── Data provided

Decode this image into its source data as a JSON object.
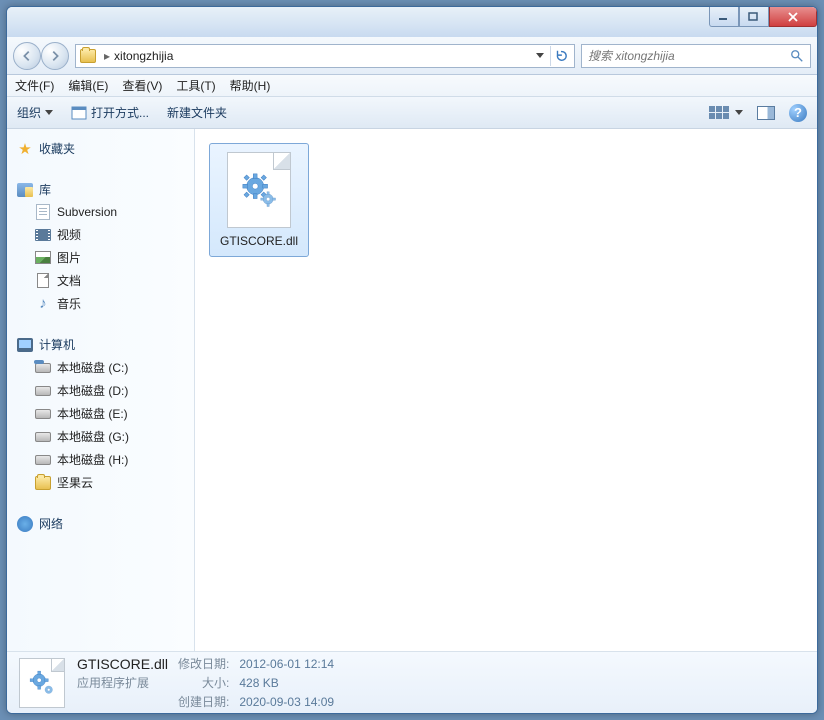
{
  "address": {
    "crumb": "xitongzhijia"
  },
  "search": {
    "placeholder": "搜索 xitongzhijia"
  },
  "menu": {
    "file": "文件(F)",
    "edit": "编辑(E)",
    "view": "查看(V)",
    "tools": "工具(T)",
    "help": "帮助(H)"
  },
  "toolbar": {
    "organize": "组织",
    "openwith": "打开方式...",
    "newfolder": "新建文件夹"
  },
  "sidebar": {
    "favorites": "收藏夹",
    "libraries": "库",
    "lib_items": {
      "subversion": "Subversion",
      "video": "视频",
      "pictures": "图片",
      "documents": "文档",
      "music": "音乐"
    },
    "computer": "计算机",
    "drives": {
      "c": "本地磁盘 (C:)",
      "d": "本地磁盘 (D:)",
      "e": "本地磁盘 (E:)",
      "g": "本地磁盘 (G:)",
      "h": "本地磁盘 (H:)",
      "jianguo": "坚果云"
    },
    "network": "网络"
  },
  "file": {
    "name": "GTISCORE.dll"
  },
  "details": {
    "name": "GTISCORE.dll",
    "type": "应用程序扩展",
    "modified_label": "修改日期:",
    "modified": "2012-06-01 12:14",
    "size_label": "大小:",
    "size": "428 KB",
    "created_label": "创建日期:",
    "created": "2020-09-03 14:09"
  }
}
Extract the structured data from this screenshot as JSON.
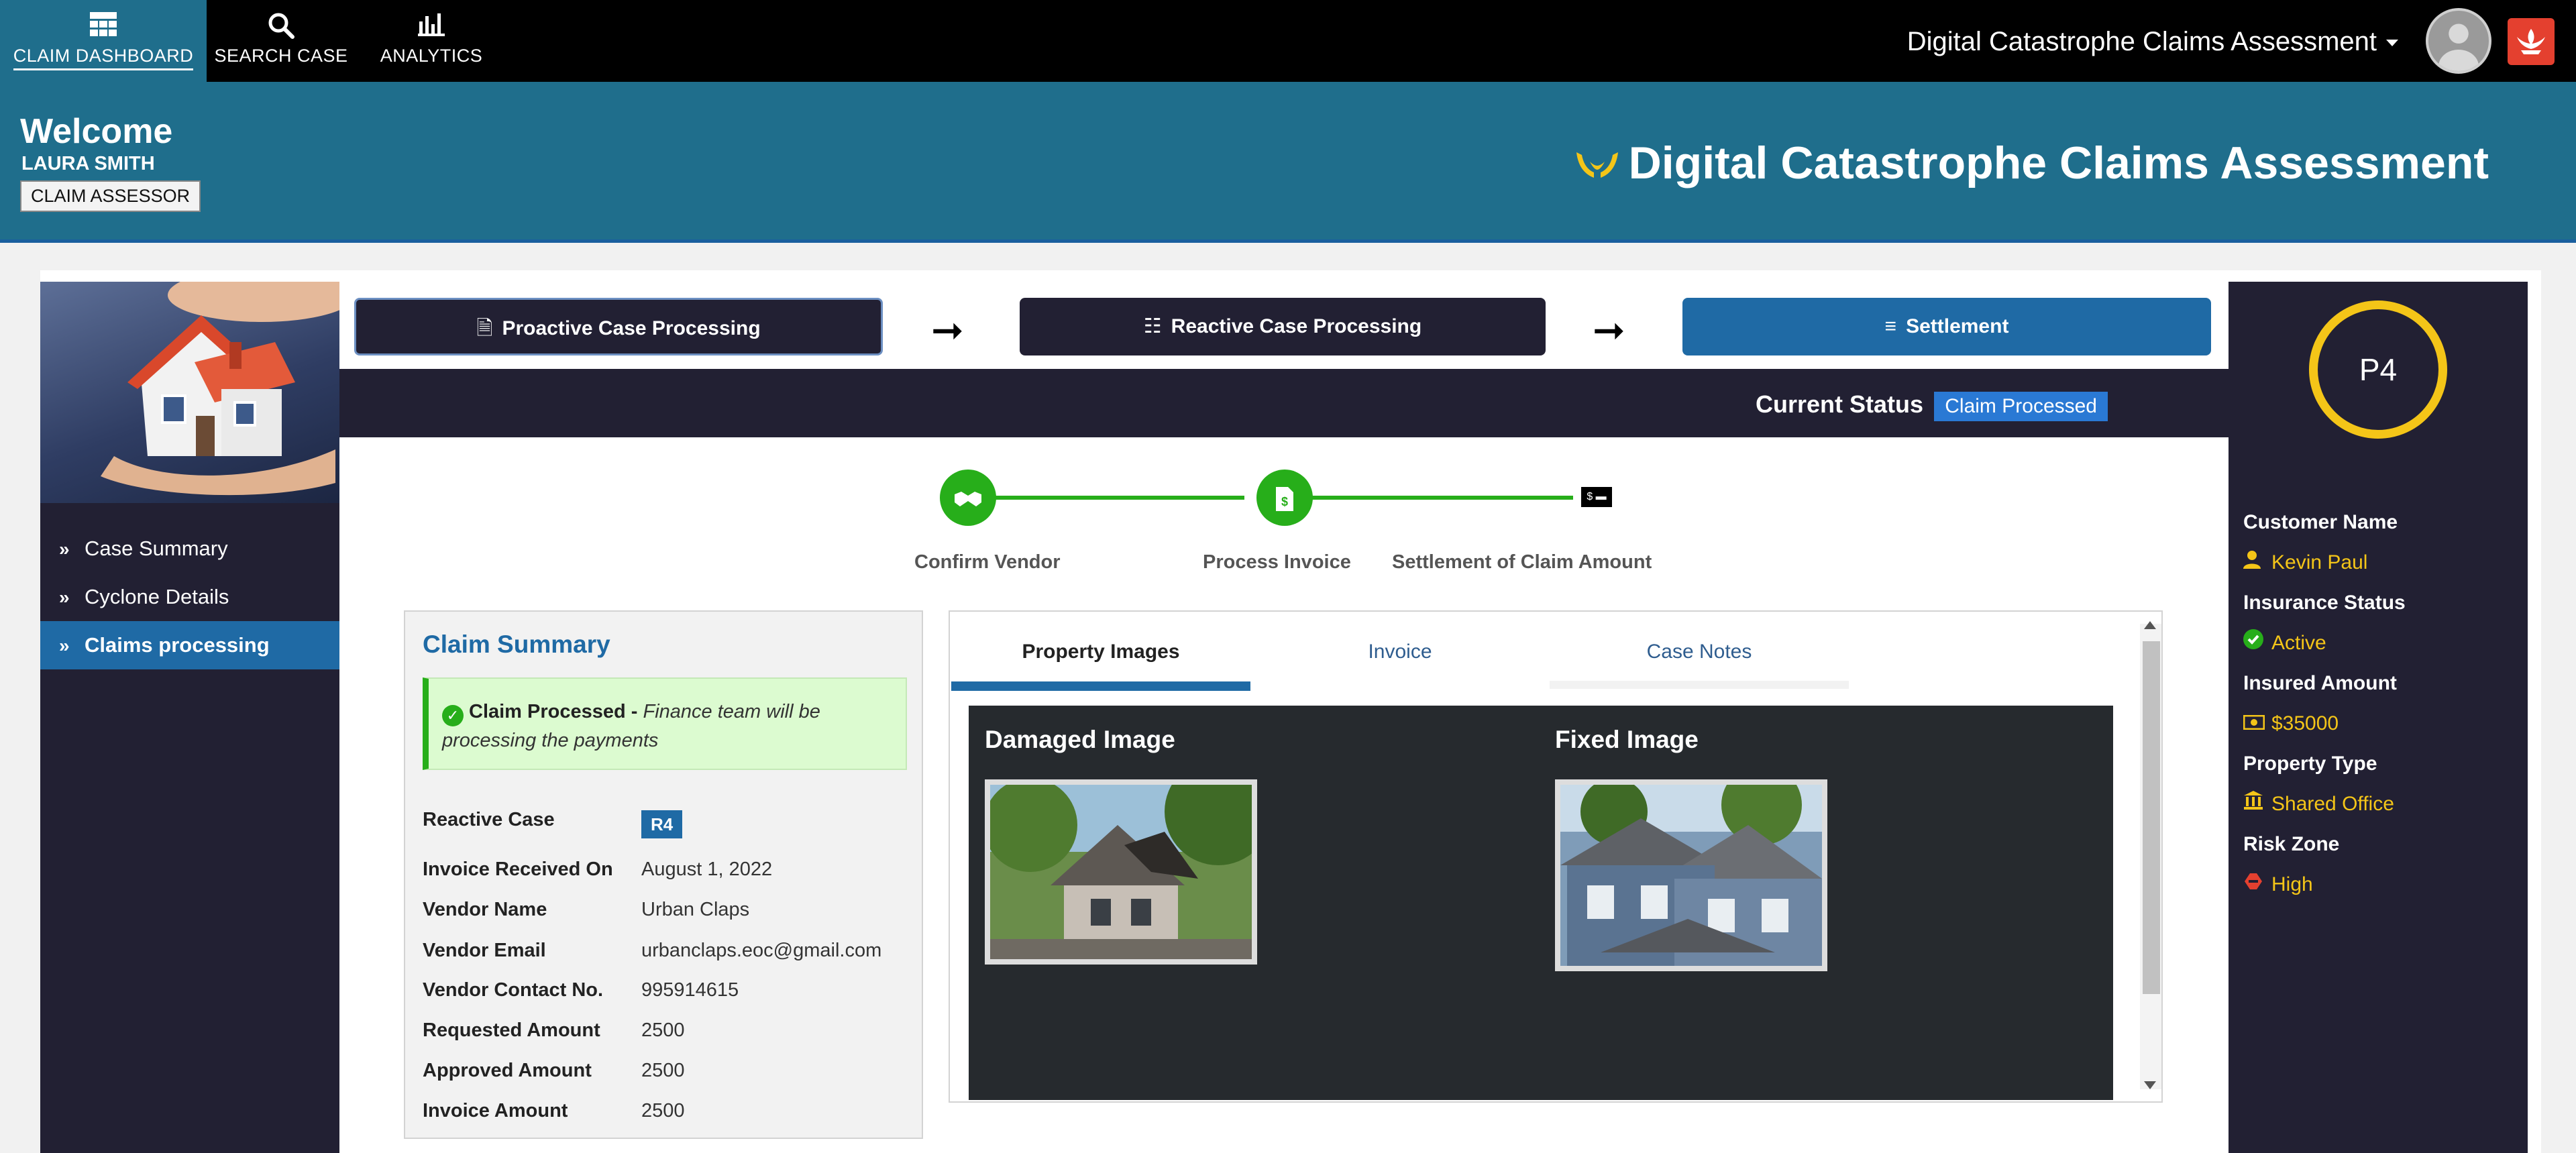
{
  "nav": {
    "items": [
      {
        "label": "CLAIM DASHBOARD",
        "icon": "dashboard-grid-icon",
        "active": true
      },
      {
        "label": "SEARCH CASE",
        "icon": "search-icon",
        "active": false
      },
      {
        "label": "ANALYTICS",
        "icon": "bar-chart-icon",
        "active": false
      }
    ],
    "app_title": "Digital Catastrophe Claims Assessment"
  },
  "banner": {
    "welcome": "Welcome",
    "user_name": "LAURA SMITH",
    "role": "CLAIM ASSESSOR",
    "title": "Digital Catastrophe Claims Assessment"
  },
  "sidebar": {
    "items": [
      {
        "label": "Case Summary",
        "active": false
      },
      {
        "label": "Cyclone Details",
        "active": false
      },
      {
        "label": "Claims processing",
        "active": true
      }
    ]
  },
  "steps": {
    "buttons": [
      {
        "label": "Proactive Case Processing",
        "icon": "document-icon",
        "color": "#222033"
      },
      {
        "label": "Reactive Case Processing",
        "icon": "checklist-icon",
        "color": "#222033"
      },
      {
        "label": "Settlement",
        "icon": "list-icon",
        "color": "#1f6aa5"
      }
    ],
    "arrow": "➞"
  },
  "status": {
    "label": "Current Status",
    "value": "Claim Processed"
  },
  "tracker": {
    "steps": [
      {
        "label": "Confirm Vendor",
        "icon": "handshake-icon",
        "done": true
      },
      {
        "label": "Process Invoice",
        "icon": "invoice-icon",
        "done": true
      },
      {
        "label": "Settlement of Claim Amount",
        "icon": "cheque-icon",
        "done": false
      }
    ]
  },
  "summary": {
    "title": "Claim Summary",
    "alert_bold": "Claim Processed - ",
    "alert_italic": "Finance team will be processing the payments",
    "rows": [
      {
        "key": "Reactive Case",
        "value": "R4"
      },
      {
        "key": "Invoice Received On",
        "value": "August 1, 2022"
      },
      {
        "key": "Vendor Name",
        "value": "Urban Claps"
      },
      {
        "key": "Vendor Email",
        "value": "urbanclaps.eoc@gmail.com"
      },
      {
        "key": "Vendor Contact No.",
        "value": "995914615"
      },
      {
        "key": "Requested Amount",
        "value": "2500"
      },
      {
        "key": "Approved Amount",
        "value": "2500"
      },
      {
        "key": "Invoice Amount",
        "value": "2500"
      }
    ]
  },
  "tabs": {
    "items": [
      {
        "label": "Property Images",
        "active": true
      },
      {
        "label": "Invoice",
        "active": false
      },
      {
        "label": "Case Notes",
        "active": false
      }
    ],
    "damaged_title": "Damaged Image",
    "fixed_title": "Fixed Image"
  },
  "customer": {
    "priority": "P4",
    "fields": [
      {
        "label": "Customer Name",
        "value": "Kevin Paul",
        "icon": "user-icon"
      },
      {
        "label": "Insurance Status",
        "value": "Active",
        "icon": "check-circle-icon"
      },
      {
        "label": "Insured Amount",
        "value": "$35000",
        "icon": "money-icon"
      },
      {
        "label": "Property Type",
        "value": "Shared Office",
        "icon": "building-icon"
      },
      {
        "label": "Risk Zone",
        "value": "High",
        "icon": "alert-icon"
      }
    ]
  },
  "colors": {
    "nav_bg": "#000000",
    "banner_bg": "#1f6e8c",
    "panel_dark": "#222033",
    "accent_blue": "#1f6aa5",
    "accent_yellow": "#f4c518",
    "success_green": "#27ae1a",
    "danger_red": "#e4402f"
  }
}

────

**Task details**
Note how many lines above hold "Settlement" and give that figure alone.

**Result of this task**
2